Exact reproductions of all the entries, please, and no pictures.

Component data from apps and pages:

______________________________

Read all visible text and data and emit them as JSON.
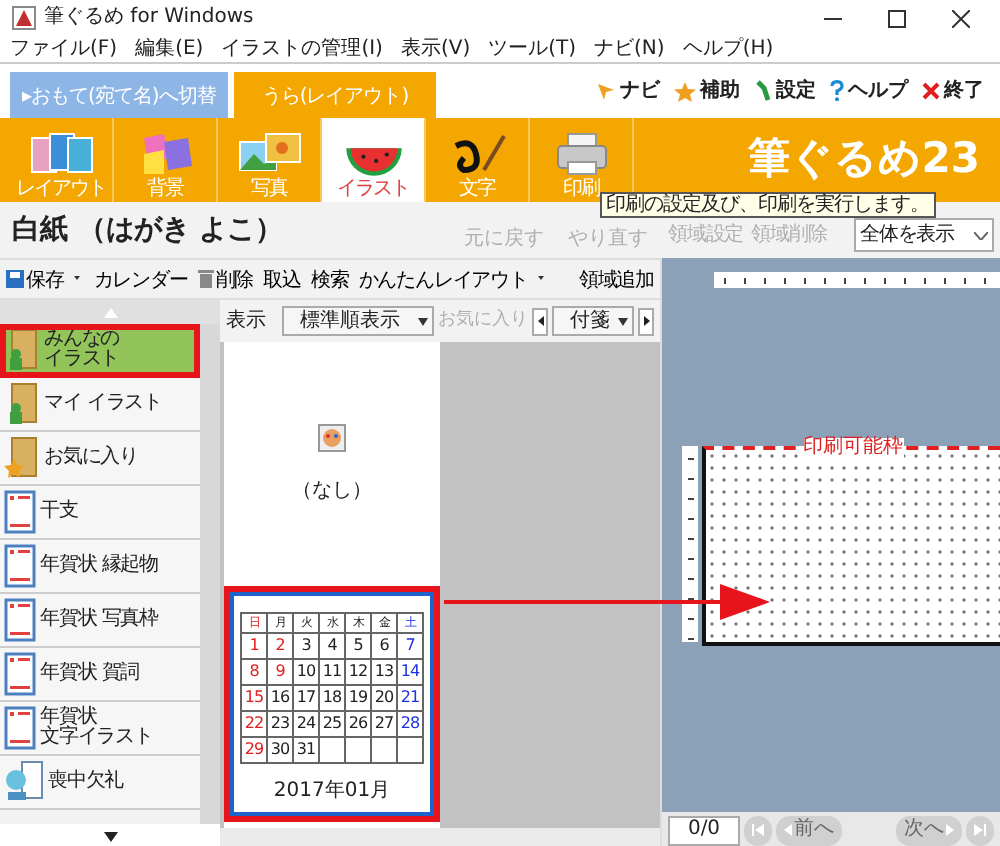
{
  "window": {
    "title": "筆ぐるめ for Windows"
  },
  "menu": [
    "ファイル(F)",
    "編集(E)",
    "イラストの管理(I)",
    "表示(V)",
    "ツール(T)",
    "ナビ(N)",
    "ヘルプ(H)"
  ],
  "side_tabs": [
    {
      "label": "▸おもて(宛て名)へ切替",
      "selected": false
    },
    {
      "label": "うら(レイアウト)",
      "selected": true
    }
  ],
  "top_links": [
    {
      "kind": "navi",
      "label": "ナビ"
    },
    {
      "kind": "assist",
      "label": "補助"
    },
    {
      "kind": "settings",
      "label": "設定"
    },
    {
      "kind": "help",
      "label": "ヘルプ"
    },
    {
      "kind": "exit",
      "label": "終了"
    }
  ],
  "modes": [
    {
      "kind": "layout",
      "label": "レイアウト",
      "selected": false
    },
    {
      "kind": "background",
      "label": "背景",
      "selected": false
    },
    {
      "kind": "photo",
      "label": "写真",
      "selected": false
    },
    {
      "kind": "illust",
      "label": "イラスト",
      "selected": true
    },
    {
      "kind": "text",
      "label": "文字",
      "selected": false
    },
    {
      "kind": "print",
      "label": "印刷",
      "selected": false
    }
  ],
  "logo": "筆ぐるめ23",
  "document": {
    "title": "白紙 （はがき よこ）",
    "undo": {
      "label": "元に戻す",
      "disabled": true
    },
    "redo": {
      "label": "やり直す",
      "disabled": true
    }
  },
  "toolbar": [
    {
      "kind": "save",
      "label": "保存",
      "dropdown": true
    },
    {
      "kind": "text",
      "label": "カレンダー",
      "dropdown": false
    },
    {
      "kind": "delete",
      "label": "削除",
      "dropdown": false
    },
    {
      "kind": "text",
      "label": "取込",
      "dropdown": false
    },
    {
      "kind": "text",
      "label": "検索",
      "dropdown": false
    },
    {
      "kind": "text",
      "label": "かんたんレイアウト",
      "dropdown": true
    },
    {
      "kind": "text",
      "label": "領域追加",
      "dropdown": false
    }
  ],
  "categories": [
    {
      "kind": "folder",
      "lines": [
        "みんなの",
        "イラスト"
      ],
      "selected": true
    },
    {
      "kind": "folder",
      "lines": [
        "マイ イラスト"
      ],
      "selected": false
    },
    {
      "kind": "favorite",
      "lines": [
        "お気に入り"
      ],
      "selected": false
    },
    {
      "kind": "card",
      "lines": [
        "干支"
      ],
      "selected": false
    },
    {
      "kind": "card",
      "lines": [
        "年賀状 縁起物"
      ],
      "selected": false
    },
    {
      "kind": "card",
      "lines": [
        "年賀状 写真枠"
      ],
      "selected": false
    },
    {
      "kind": "card",
      "lines": [
        "年賀状 賀詞"
      ],
      "selected": false
    },
    {
      "kind": "card",
      "lines": [
        "年賀状",
        "文字イラスト"
      ],
      "selected": false
    },
    {
      "kind": "mourning",
      "lines": [
        "喪中欠礼"
      ],
      "selected": false
    }
  ],
  "filter": {
    "label": "表示",
    "sort": "標準順表示",
    "favorites": {
      "label": "お気に入り",
      "disabled": true
    },
    "tag": "付箋"
  },
  "thumbnails": [
    {
      "kind": "none",
      "caption": "（なし）",
      "selected": false
    },
    {
      "kind": "calendar",
      "caption": "2017年01月",
      "selected": true,
      "weekdays": [
        {
          "label": "日",
          "kind": "holiday"
        },
        {
          "label": "月",
          "kind": "weekday"
        },
        {
          "label": "火",
          "kind": "weekday"
        },
        {
          "label": "水",
          "kind": "weekday"
        },
        {
          "label": "木",
          "kind": "weekday"
        },
        {
          "label": "金",
          "kind": "weekday"
        },
        {
          "label": "土",
          "kind": "saturday"
        }
      ],
      "days": [
        {
          "label": "1",
          "kind": "holiday"
        },
        {
          "label": "2",
          "kind": "holiday"
        },
        {
          "label": "3",
          "kind": "weekday"
        },
        {
          "label": "4",
          "kind": "weekday"
        },
        {
          "label": "5",
          "kind": "weekday"
        },
        {
          "label": "6",
          "kind": "weekday"
        },
        {
          "label": "7",
          "kind": "saturday"
        },
        {
          "label": "8",
          "kind": "holiday"
        },
        {
          "label": "9",
          "kind": "holiday"
        },
        {
          "label": "10",
          "kind": "weekday"
        },
        {
          "label": "11",
          "kind": "weekday"
        },
        {
          "label": "12",
          "kind": "weekday"
        },
        {
          "label": "13",
          "kind": "weekday"
        },
        {
          "label": "14",
          "kind": "saturday"
        },
        {
          "label": "15",
          "kind": "holiday"
        },
        {
          "label": "16",
          "kind": "weekday"
        },
        {
          "label": "17",
          "kind": "weekday"
        },
        {
          "label": "18",
          "kind": "weekday"
        },
        {
          "label": "19",
          "kind": "weekday"
        },
        {
          "label": "20",
          "kind": "weekday"
        },
        {
          "label": "21",
          "kind": "saturday"
        },
        {
          "label": "22",
          "kind": "holiday"
        },
        {
          "label": "23",
          "kind": "weekday"
        },
        {
          "label": "24",
          "kind": "weekday"
        },
        {
          "label": "25",
          "kind": "weekday"
        },
        {
          "label": "26",
          "kind": "weekday"
        },
        {
          "label": "27",
          "kind": "weekday"
        },
        {
          "label": "28",
          "kind": "saturday"
        },
        {
          "label": "29",
          "kind": "holiday"
        },
        {
          "label": "30",
          "kind": "weekday"
        },
        {
          "label": "31",
          "kind": "weekday"
        }
      ]
    }
  ],
  "preview": {
    "tooltip": "印刷の設定及び、印刷を実行します。",
    "tools": [
      {
        "label": "領域設定",
        "disabled": true
      },
      {
        "label": "領域削除",
        "disabled": true
      }
    ],
    "zoom": "全体を表示",
    "frame_label": "印刷可能枠",
    "page": "0/0",
    "prev": "前へ",
    "next": "次へ"
  }
}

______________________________

## [Answer to this exercise]
Read all visible text and data and emit them as JSON.
{
  "window": {
    "title": "筆ぐるめ for Windows"
  },
  "menu": [
    "ファイル(F)",
    "編集(E)",
    "イラストの管理(I)",
    "表示(V)",
    "ツール(T)",
    "ナビ(N)",
    "ヘルプ(H)"
  ],
  "side_tabs": [
    {
      "label": "▸おもて(宛て名)へ切替",
      "selected": false
    },
    {
      "label": "うら(レイアウト)",
      "selected": true
    }
  ],
  "top_links": [
    {
      "kind": "navi",
      "label": "ナビ"
    },
    {
      "kind": "assist",
      "label": "補助"
    },
    {
      "kind": "settings",
      "label": "設定"
    },
    {
      "kind": "help",
      "label": "ヘルプ"
    },
    {
      "kind": "exit",
      "label": "終了"
    }
  ],
  "modes": [
    {
      "kind": "layout",
      "label": "レイアウト",
      "selected": false
    },
    {
      "kind": "background",
      "label": "背景",
      "selected": false
    },
    {
      "kind": "photo",
      "label": "写真",
      "selected": false
    },
    {
      "kind": "illust",
      "label": "イラスト",
      "selected": true
    },
    {
      "kind": "text",
      "label": "文字",
      "selected": false
    },
    {
      "kind": "print",
      "label": "印刷",
      "selected": false
    }
  ],
  "logo": "筆ぐるめ23",
  "document": {
    "title": "白紙 （はがき よこ）",
    "undo": {
      "label": "元に戻す",
      "disabled": true
    },
    "redo": {
      "label": "やり直す",
      "disabled": true
    }
  },
  "toolbar": [
    {
      "kind": "save",
      "label": "保存",
      "dropdown": true
    },
    {
      "kind": "text",
      "label": "カレンダー",
      "dropdown": false
    },
    {
      "kind": "delete",
      "label": "削除",
      "dropdown": false
    },
    {
      "kind": "text",
      "label": "取込",
      "dropdown": false
    },
    {
      "kind": "text",
      "label": "検索",
      "dropdown": false
    },
    {
      "kind": "text",
      "label": "かんたんレイアウト",
      "dropdown": true
    },
    {
      "kind": "text",
      "label": "領域追加",
      "dropdown": false
    }
  ],
  "categories": [
    {
      "kind": "folder",
      "lines": [
        "みんなの",
        "イラスト"
      ],
      "selected": true
    },
    {
      "kind": "folder",
      "lines": [
        "マイ イラスト"
      ],
      "selected": false
    },
    {
      "kind": "favorite",
      "lines": [
        "お気に入り"
      ],
      "selected": false
    },
    {
      "kind": "card",
      "lines": [
        "干支"
      ],
      "selected": false
    },
    {
      "kind": "card",
      "lines": [
        "年賀状 縁起物"
      ],
      "selected": false
    },
    {
      "kind": "card",
      "lines": [
        "年賀状 写真枠"
      ],
      "selected": false
    },
    {
      "kind": "card",
      "lines": [
        "年賀状 賀詞"
      ],
      "selected": false
    },
    {
      "kind": "card",
      "lines": [
        "年賀状",
        "文字イラスト"
      ],
      "selected": false
    },
    {
      "kind": "mourning",
      "lines": [
        "喪中欠礼"
      ],
      "selected": false
    }
  ],
  "filter": {
    "label": "表示",
    "sort": "標準順表示",
    "favorites": {
      "label": "お気に入り",
      "disabled": true
    },
    "tag": "付箋"
  },
  "thumbnails": [
    {
      "kind": "none",
      "caption": "（なし）",
      "selected": false
    },
    {
      "kind": "calendar",
      "caption": "2017年01月",
      "selected": true,
      "weekdays": [
        {
          "label": "日",
          "kind": "holiday"
        },
        {
          "label": "月",
          "kind": "weekday"
        },
        {
          "label": "火",
          "kind": "weekday"
        },
        {
          "label": "水",
          "kind": "weekday"
        },
        {
          "label": "木",
          "kind": "weekday"
        },
        {
          "label": "金",
          "kind": "weekday"
        },
        {
          "label": "土",
          "kind": "saturday"
        }
      ],
      "days": [
        {
          "label": "1",
          "kind": "holiday"
        },
        {
          "label": "2",
          "kind": "holiday"
        },
        {
          "label": "3",
          "kind": "weekday"
        },
        {
          "label": "4",
          "kind": "weekday"
        },
        {
          "label": "5",
          "kind": "weekday"
        },
        {
          "label": "6",
          "kind": "weekday"
        },
        {
          "label": "7",
          "kind": "saturday"
        },
        {
          "label": "8",
          "kind": "holiday"
        },
        {
          "label": "9",
          "kind": "holiday"
        },
        {
          "label": "10",
          "kind": "weekday"
        },
        {
          "label": "11",
          "kind": "weekday"
        },
        {
          "label": "12",
          "kind": "weekday"
        },
        {
          "label": "13",
          "kind": "weekday"
        },
        {
          "label": "14",
          "kind": "saturday"
        },
        {
          "label": "15",
          "kind": "holiday"
        },
        {
          "label": "16",
          "kind": "weekday"
        },
        {
          "label": "17",
          "kind": "weekday"
        },
        {
          "label": "18",
          "kind": "weekday"
        },
        {
          "label": "19",
          "kind": "weekday"
        },
        {
          "label": "20",
          "kind": "weekday"
        },
        {
          "label": "21",
          "kind": "saturday"
        },
        {
          "label": "22",
          "kind": "holiday"
        },
        {
          "label": "23",
          "kind": "weekday"
        },
        {
          "label": "24",
          "kind": "weekday"
        },
        {
          "label": "25",
          "kind": "weekday"
        },
        {
          "label": "26",
          "kind": "weekday"
        },
        {
          "label": "27",
          "kind": "weekday"
        },
        {
          "label": "28",
          "kind": "saturday"
        },
        {
          "label": "29",
          "kind": "holiday"
        },
        {
          "label": "30",
          "kind": "weekday"
        },
        {
          "label": "31",
          "kind": "weekday"
        }
      ]
    }
  ],
  "preview": {
    "tooltip": "印刷の設定及び、印刷を実行します。",
    "tools": [
      {
        "label": "領域設定",
        "disabled": true
      },
      {
        "label": "領域削除",
        "disabled": true
      }
    ],
    "zoom": "全体を表示",
    "frame_label": "印刷可能枠",
    "page": "0/0",
    "prev": "前へ",
    "next": "次へ"
  }
}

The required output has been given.